Reality is more difficult to nail down. Start with these three practices to define what you mean by higher performance, lay out how you expect your people to attain it and inspire them to go for it:
- Involve them in setting goals. Never assume you’ve got buy-in. “This is what I think we can achieve together,” Bob Senatore, executive vice president of a New York staffing firm, tells his people. “What do you think?” He then negotiates his expectations.
- Keep the goals realistic. You may want to lay out every detail, or you may find that too detailed and limiting. Ray Bedingfield, president of a Colorado search firm, merely tells his recruiters he expects them to pull in six figures. But even clearly defined goals aren’t enough. The goals need to be difficult, desirable and doable.
- Hit their buttons.

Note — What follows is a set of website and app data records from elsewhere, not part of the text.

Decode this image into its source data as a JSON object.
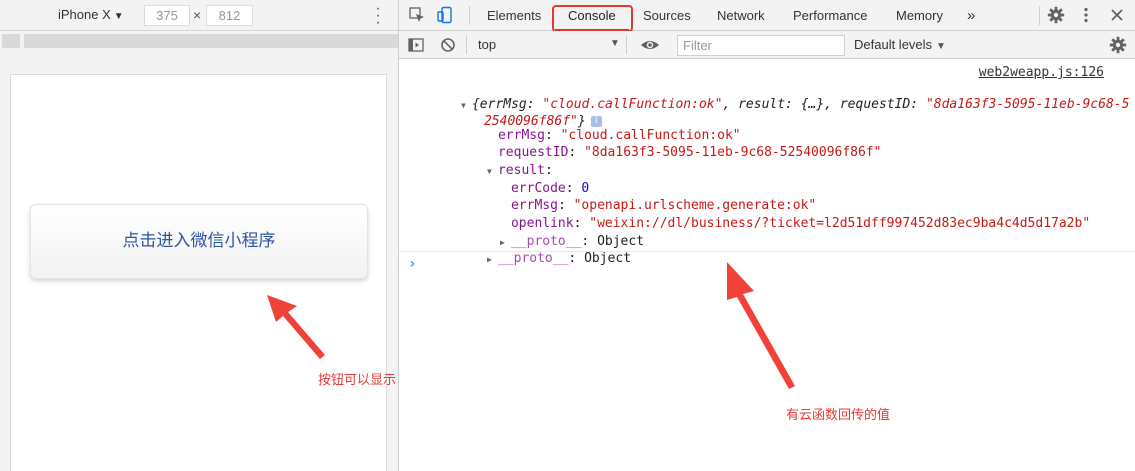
{
  "device_toolbar": {
    "device": "iPhone X",
    "width": "375",
    "height": "812",
    "times": "×"
  },
  "mini_program": {
    "button_label": "点击进入微信小程序"
  },
  "devtools": {
    "tabs": [
      "Elements",
      "Console",
      "Sources",
      "Network",
      "Performance",
      "Memory"
    ],
    "more_tabs": "»",
    "active_tab": "Console",
    "highlight_color": "#e53935"
  },
  "console_toolbar": {
    "context": "top",
    "filter_placeholder": "Filter",
    "levels": "Default levels"
  },
  "console": {
    "source": "web2weapp.js:126",
    "summary_open": "{errMsg: ",
    "summary_errmsg": "\"cloud.callFunction:ok\"",
    "summary_mid": ", result: {…}, requestID: ",
    "summary_reqid_1": "\"8da163f3-5095-11eb-9c68-5",
    "summary_reqid_2": "2540096f86f\"",
    "summary_close": "}",
    "info": "i",
    "errMsg_key": "errMsg",
    "errMsg_val": "\"cloud.callFunction:ok\"",
    "requestID_key": "requestID",
    "requestID_val": "\"8da163f3-5095-11eb-9c68-52540096f86f\"",
    "result_key": "result",
    "errCode_key": "errCode",
    "errCode_val": "0",
    "inner_errMsg_key": "errMsg",
    "inner_errMsg_val": "\"openapi.urlscheme.generate:ok\"",
    "openlink_key": "openlink",
    "openlink_val": "\"weixin://dl/business/?ticket=l2d51dff997452d83ec9ba4c4d5d17a2b\"",
    "proto_key": "__proto__",
    "proto_val": "Object",
    "colon": ": ",
    "prompt": "›"
  },
  "annotations": {
    "left_note": "按钮可以显示",
    "right_note": "有云函数回传的值"
  }
}
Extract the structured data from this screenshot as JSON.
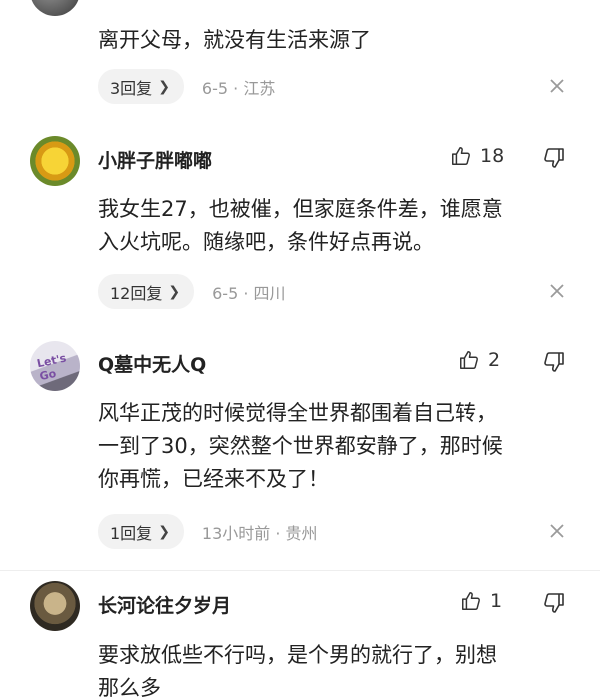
{
  "comments": [
    {
      "text": "离开父母，就没有生活来源了",
      "reply_label": "3回复",
      "meta": "6-5 · 江苏"
    },
    {
      "username": "小胖子胖嘟嘟",
      "likes": "18",
      "text": "我女生27，也被催，但家庭条件差，谁愿意\n入火坑呢。随缘吧，条件好点再说。",
      "reply_label": "12回复",
      "meta": "6-5 · 四川"
    },
    {
      "username": "Q墓中无人Q",
      "likes": "2",
      "avatar_text": "Let's Go",
      "text": "风华正茂的时候觉得全世界都围着自己转，\n一到了30，突然整个世界都安静了，那时候\n你再慌，已经来不及了！",
      "reply_label": "1回复",
      "meta": "13小时前 · 贵州"
    },
    {
      "username": "长河论往夕岁月",
      "likes": "1",
      "text": "要求放低些不行吗，是个男的就行了，别想\n那么多"
    }
  ],
  "icons": {
    "like": "thumbs-up-icon",
    "dislike": "thumbs-down-icon",
    "close": "close-icon",
    "chevron": "chevron-right-icon"
  },
  "colors": {
    "pill_bg": "#f2f2f2",
    "meta_text": "#999999"
  }
}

As manufacturing titan Jack Stack says, “You gotta wanna.” People have their own motivations; find out what they are.
Examples: the will to win, enjoyment of or a higher mission like helping customers fulfill the American dream.

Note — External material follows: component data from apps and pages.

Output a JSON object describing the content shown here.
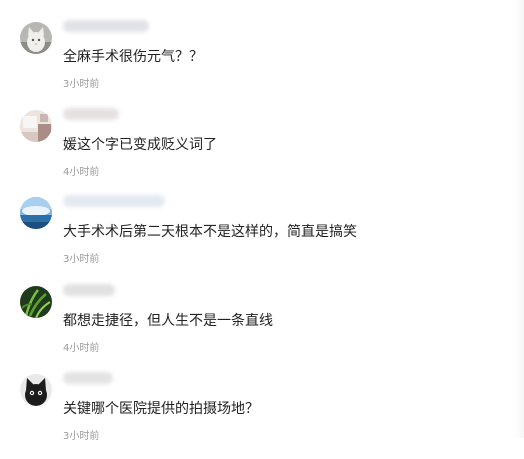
{
  "comments": [
    {
      "avatar": "cat-avatar",
      "text": "全麻手术很伤元气？？",
      "time": "3小时前",
      "name_color": "#dadde2"
    },
    {
      "avatar": "room-avatar",
      "text": "媛这个字已变成贬义词了",
      "time": "4小时前",
      "name_color": "#e2dada"
    },
    {
      "avatar": "sky-avatar",
      "text": "大手术术后第二天根本不是这样的，简直是搞笑",
      "time": "3小时前",
      "name_color": "#dde6ee"
    },
    {
      "avatar": "leaf-avatar",
      "text": "都想走捷径，但人生不是一条直线",
      "time": "4小时前",
      "name_color": "#dcdcdc"
    },
    {
      "avatar": "black-cat-avatar",
      "text": "关键哪个医院提供的拍摄场地？",
      "time": "3小时前",
      "name_color": "#dedede"
    }
  ]
}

Express the overarching vision, and then let your people figure out how to make it happen.